## Aim of the task:
For each line of the listing below that contains the string "screenshot", copy the line.

## Material for this exercise:
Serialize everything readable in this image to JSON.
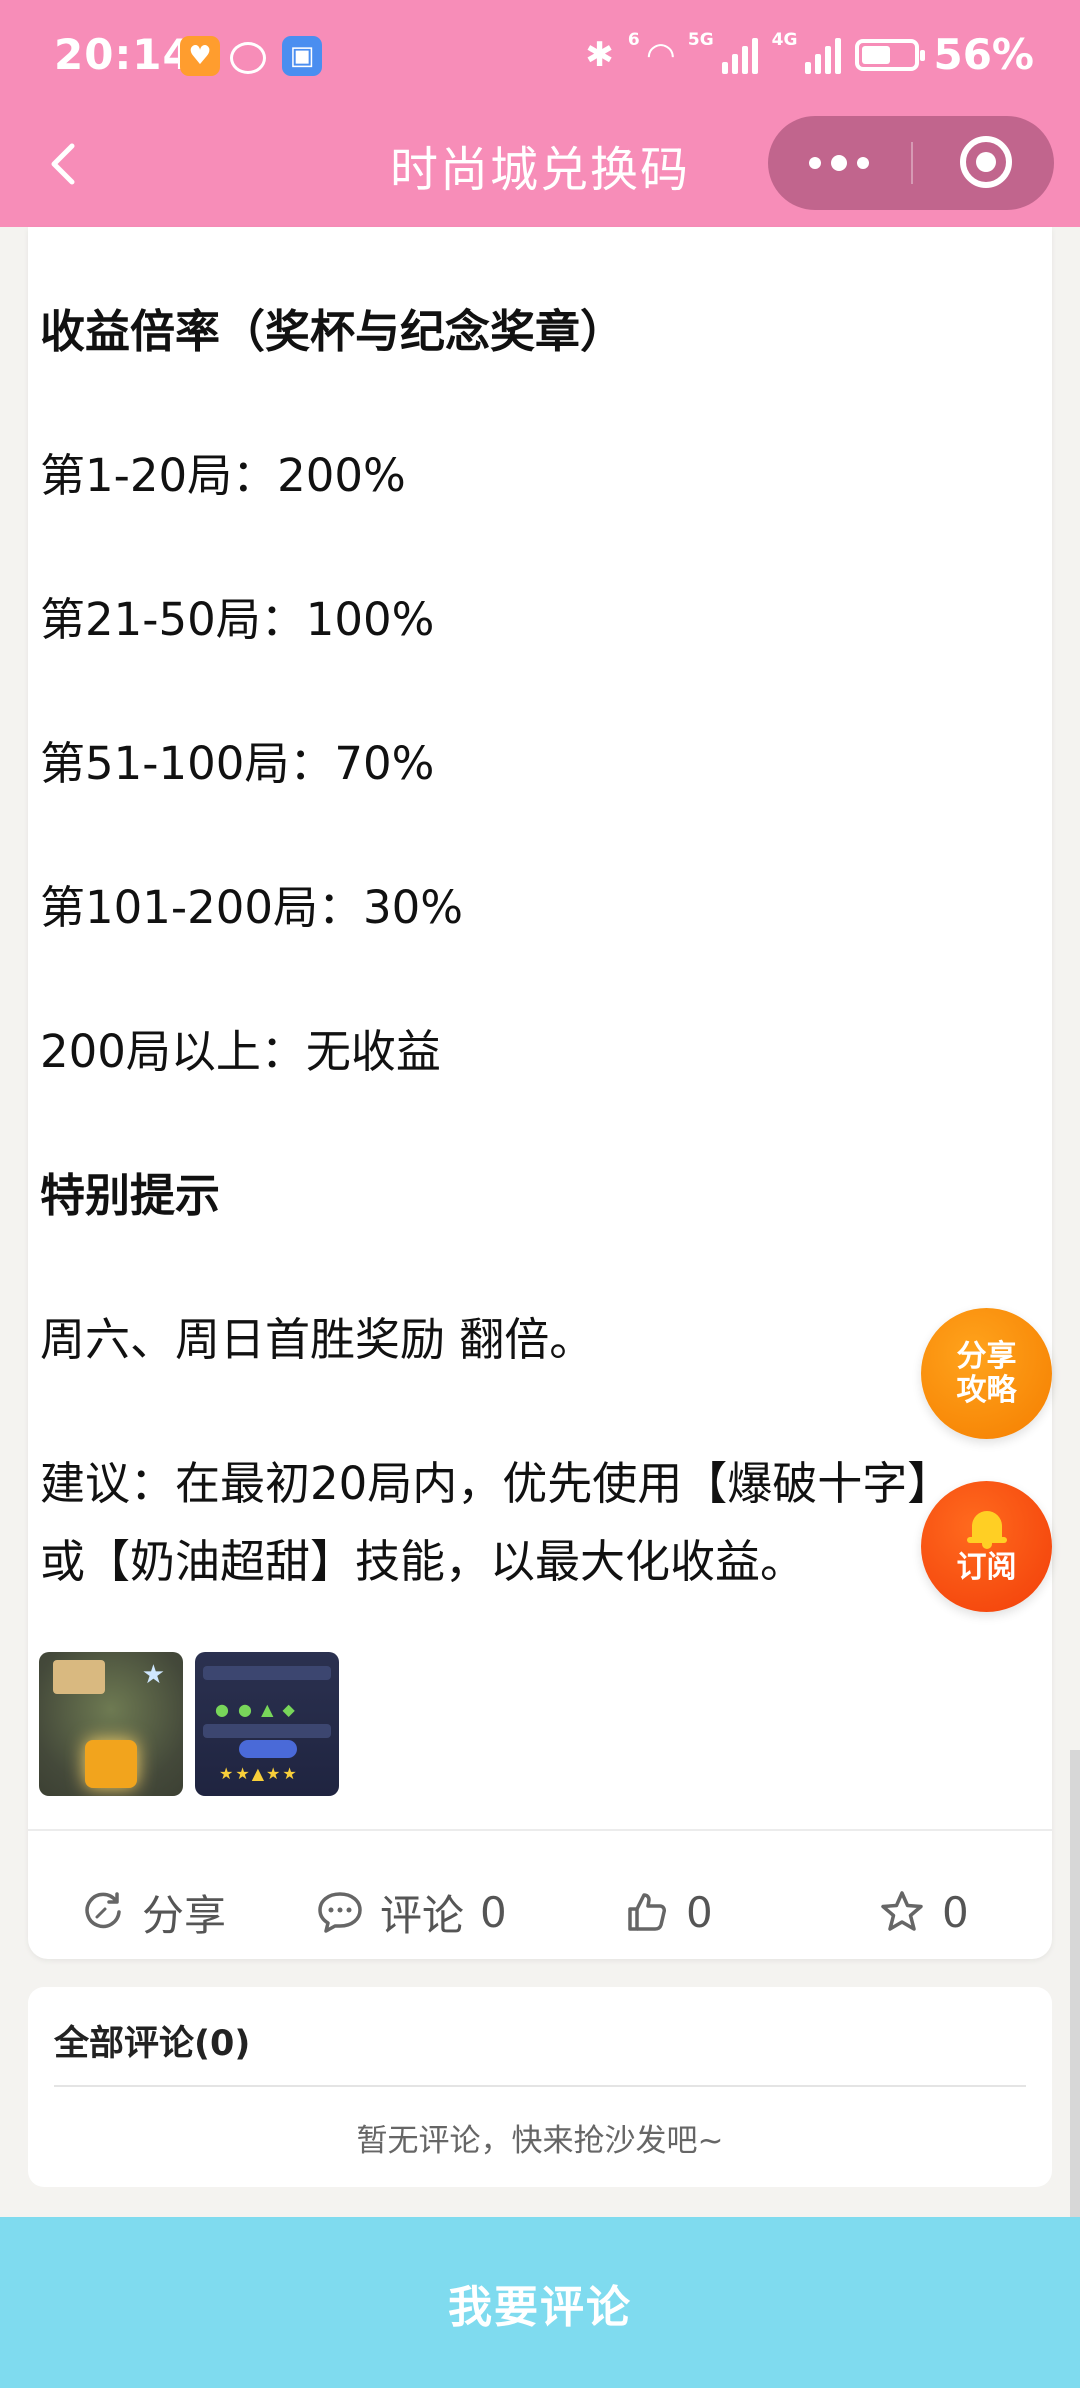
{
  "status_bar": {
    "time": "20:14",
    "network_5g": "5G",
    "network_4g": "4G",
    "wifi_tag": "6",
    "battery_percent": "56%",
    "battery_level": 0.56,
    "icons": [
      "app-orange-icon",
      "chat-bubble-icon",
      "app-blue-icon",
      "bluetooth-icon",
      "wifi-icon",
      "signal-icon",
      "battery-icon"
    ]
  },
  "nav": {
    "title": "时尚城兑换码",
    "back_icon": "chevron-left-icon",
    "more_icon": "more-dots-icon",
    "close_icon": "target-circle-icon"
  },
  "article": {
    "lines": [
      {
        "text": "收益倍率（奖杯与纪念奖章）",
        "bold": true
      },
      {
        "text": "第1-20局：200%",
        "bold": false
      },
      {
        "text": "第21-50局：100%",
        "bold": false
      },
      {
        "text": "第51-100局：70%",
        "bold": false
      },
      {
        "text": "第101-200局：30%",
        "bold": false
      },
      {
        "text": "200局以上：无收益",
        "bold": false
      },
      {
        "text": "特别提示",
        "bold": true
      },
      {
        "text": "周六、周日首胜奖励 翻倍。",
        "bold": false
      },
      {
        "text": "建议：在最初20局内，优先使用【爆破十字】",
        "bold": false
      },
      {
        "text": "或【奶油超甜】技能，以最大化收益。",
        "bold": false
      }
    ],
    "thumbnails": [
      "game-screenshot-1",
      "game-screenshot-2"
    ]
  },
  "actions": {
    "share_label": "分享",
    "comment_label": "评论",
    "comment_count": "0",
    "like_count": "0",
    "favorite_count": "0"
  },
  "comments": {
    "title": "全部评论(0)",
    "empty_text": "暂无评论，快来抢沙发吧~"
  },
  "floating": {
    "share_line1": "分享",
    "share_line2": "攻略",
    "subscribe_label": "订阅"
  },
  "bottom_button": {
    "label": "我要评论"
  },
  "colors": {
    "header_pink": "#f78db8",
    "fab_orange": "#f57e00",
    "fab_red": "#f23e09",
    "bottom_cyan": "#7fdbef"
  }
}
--
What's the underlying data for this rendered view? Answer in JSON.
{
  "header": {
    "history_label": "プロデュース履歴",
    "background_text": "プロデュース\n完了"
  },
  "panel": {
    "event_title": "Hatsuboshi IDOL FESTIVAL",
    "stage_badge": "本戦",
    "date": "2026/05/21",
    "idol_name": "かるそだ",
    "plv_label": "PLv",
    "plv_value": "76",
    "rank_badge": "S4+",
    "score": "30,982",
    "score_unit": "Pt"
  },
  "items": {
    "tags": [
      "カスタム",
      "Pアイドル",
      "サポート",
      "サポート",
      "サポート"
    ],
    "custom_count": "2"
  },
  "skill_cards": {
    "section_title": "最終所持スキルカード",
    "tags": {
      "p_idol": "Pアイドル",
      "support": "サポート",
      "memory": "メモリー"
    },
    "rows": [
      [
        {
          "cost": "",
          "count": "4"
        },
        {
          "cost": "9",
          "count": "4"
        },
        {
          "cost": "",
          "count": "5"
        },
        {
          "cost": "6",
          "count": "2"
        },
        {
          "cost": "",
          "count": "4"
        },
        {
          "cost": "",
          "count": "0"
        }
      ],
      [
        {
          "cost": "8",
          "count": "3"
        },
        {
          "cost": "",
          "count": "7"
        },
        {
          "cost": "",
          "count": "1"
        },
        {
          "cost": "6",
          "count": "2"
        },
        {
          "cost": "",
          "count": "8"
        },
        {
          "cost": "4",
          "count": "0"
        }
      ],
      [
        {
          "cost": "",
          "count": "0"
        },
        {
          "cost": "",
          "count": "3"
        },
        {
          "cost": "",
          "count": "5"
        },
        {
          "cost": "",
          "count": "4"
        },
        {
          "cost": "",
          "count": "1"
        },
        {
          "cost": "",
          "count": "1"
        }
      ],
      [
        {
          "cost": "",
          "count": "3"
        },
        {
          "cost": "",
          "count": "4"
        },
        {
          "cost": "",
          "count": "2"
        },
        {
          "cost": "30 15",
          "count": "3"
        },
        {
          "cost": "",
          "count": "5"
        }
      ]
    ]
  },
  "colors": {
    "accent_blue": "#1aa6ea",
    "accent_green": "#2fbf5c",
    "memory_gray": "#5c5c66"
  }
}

## Problem solution:
      "game-screenshot-1",
      "game-screenshot-2"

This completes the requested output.